§ EXERCISE DIRECTIONS
Set the data below down again, exactly, with every picture left out.

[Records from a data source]
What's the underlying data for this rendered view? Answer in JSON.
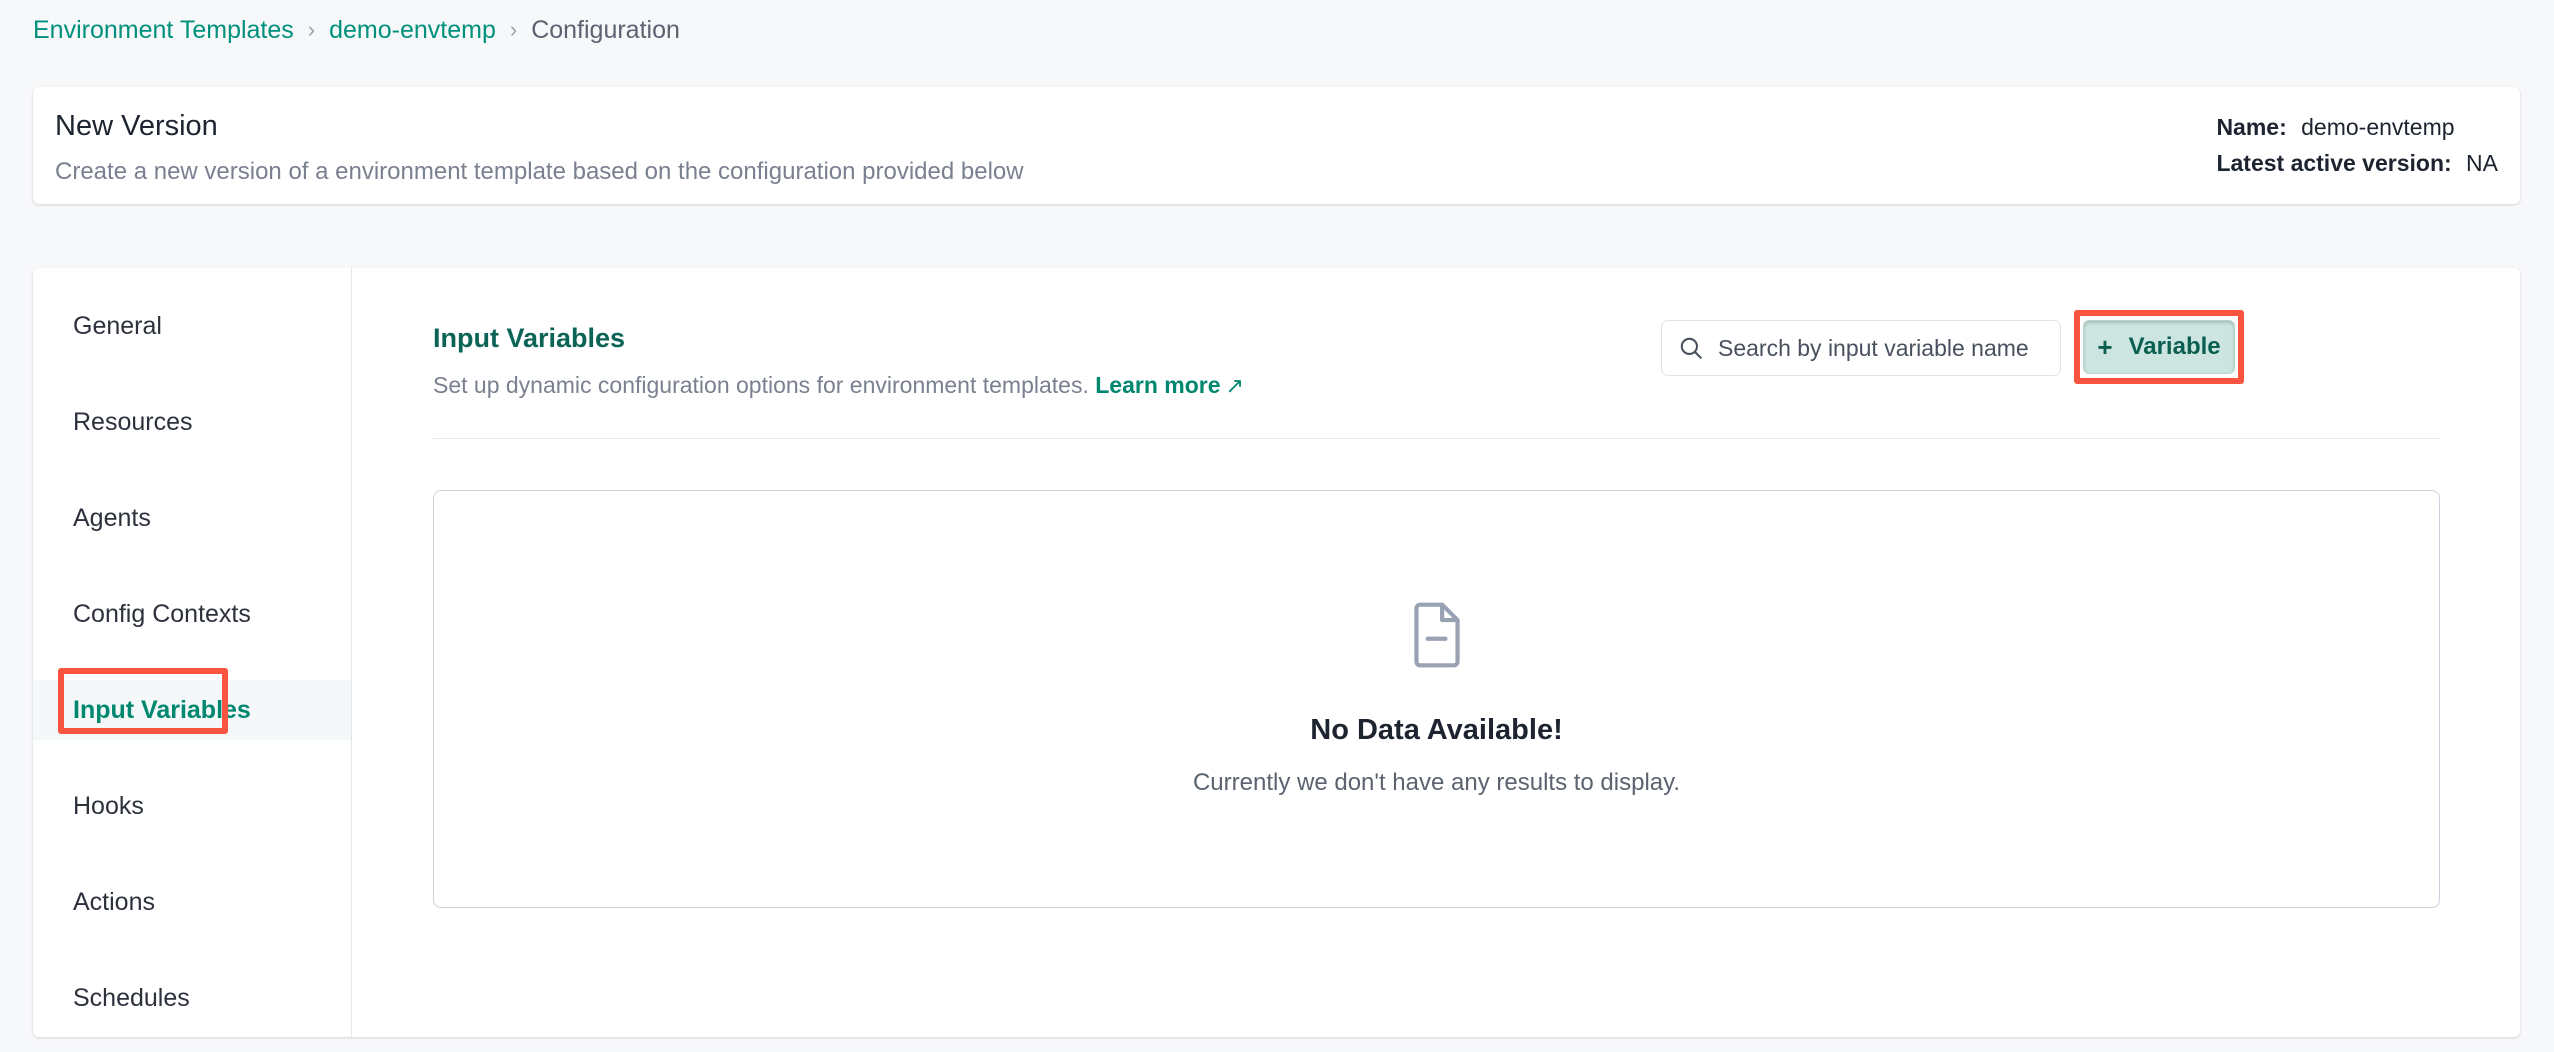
{
  "breadcrumb": {
    "items": [
      {
        "label": "Environment Templates",
        "type": "link"
      },
      {
        "label": "demo-envtemp",
        "type": "link"
      },
      {
        "label": "Configuration",
        "type": "current"
      }
    ],
    "separator": "›"
  },
  "header": {
    "title": "New Version",
    "subtitle": "Create a new version of a environment template based on the configuration provided below",
    "meta": {
      "name_label": "Name:",
      "name_value": "demo-envtemp",
      "version_label": "Latest active version:",
      "version_value": "NA"
    }
  },
  "sidebar": {
    "items": [
      {
        "label": "General",
        "active": false
      },
      {
        "label": "Resources",
        "active": false
      },
      {
        "label": "Agents",
        "active": false
      },
      {
        "label": "Config Contexts",
        "active": false
      },
      {
        "label": "Input Variables",
        "active": true
      },
      {
        "label": "Hooks",
        "active": false
      },
      {
        "label": "Actions",
        "active": false
      },
      {
        "label": "Schedules",
        "active": false
      }
    ]
  },
  "content": {
    "title": "Input Variables",
    "description": "Set up dynamic configuration options for environment templates.",
    "learn_more_label": "Learn more",
    "learn_more_icon": "external-link-arrow-icon"
  },
  "search": {
    "placeholder": "Search by input variable name",
    "value": "",
    "icon": "search-icon"
  },
  "toolbar": {
    "add_variable_plus": "+",
    "add_variable_label": "Variable"
  },
  "empty_state": {
    "icon": "document-minus-icon",
    "title": "No Data Available!",
    "message": "Currently we don't have any results to display."
  },
  "colors": {
    "accent_teal": "#00a189",
    "accent_teal_dark": "#0b6456",
    "annotation_red": "#f9543f",
    "button_fill": "#cde5e0",
    "page_background": "#f7f8fa",
    "card_background": "#ffffff",
    "border_gray": "#e4e7ec",
    "muted_text": "#7a8090"
  }
}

§ ANSWER TO THIS PROBLEM
What's the underlying data for this rendered view? Answer in JSON.
{
  "breadcrumb": {
    "items": [
      {
        "label": "Environment Templates",
        "type": "link"
      },
      {
        "label": "demo-envtemp",
        "type": "link"
      },
      {
        "label": "Configuration",
        "type": "current"
      }
    ],
    "separator": "›"
  },
  "header": {
    "title": "New Version",
    "subtitle": "Create a new version of a environment template based on the configuration provided below",
    "meta": {
      "name_label": "Name:",
      "name_value": "demo-envtemp",
      "version_label": "Latest active version:",
      "version_value": "NA"
    }
  },
  "sidebar": {
    "items": [
      {
        "label": "General",
        "active": false
      },
      {
        "label": "Resources",
        "active": false
      },
      {
        "label": "Agents",
        "active": false
      },
      {
        "label": "Config Contexts",
        "active": false
      },
      {
        "label": "Input Variables",
        "active": true
      },
      {
        "label": "Hooks",
        "active": false
      },
      {
        "label": "Actions",
        "active": false
      },
      {
        "label": "Schedules",
        "active": false
      }
    ]
  },
  "content": {
    "title": "Input Variables",
    "description": "Set up dynamic configuration options for environment templates.",
    "learn_more_label": "Learn more",
    "learn_more_icon": "external-link-arrow-icon"
  },
  "search": {
    "placeholder": "Search by input variable name",
    "value": "",
    "icon": "search-icon"
  },
  "toolbar": {
    "add_variable_plus": "+",
    "add_variable_label": "Variable"
  },
  "empty_state": {
    "icon": "document-minus-icon",
    "title": "No Data Available!",
    "message": "Currently we don't have any results to display."
  },
  "colors": {
    "accent_teal": "#00a189",
    "accent_teal_dark": "#0b6456",
    "annotation_red": "#f9543f",
    "button_fill": "#cde5e0",
    "page_background": "#f7f8fa",
    "card_background": "#ffffff",
    "border_gray": "#e4e7ec",
    "muted_text": "#7a8090"
  }
}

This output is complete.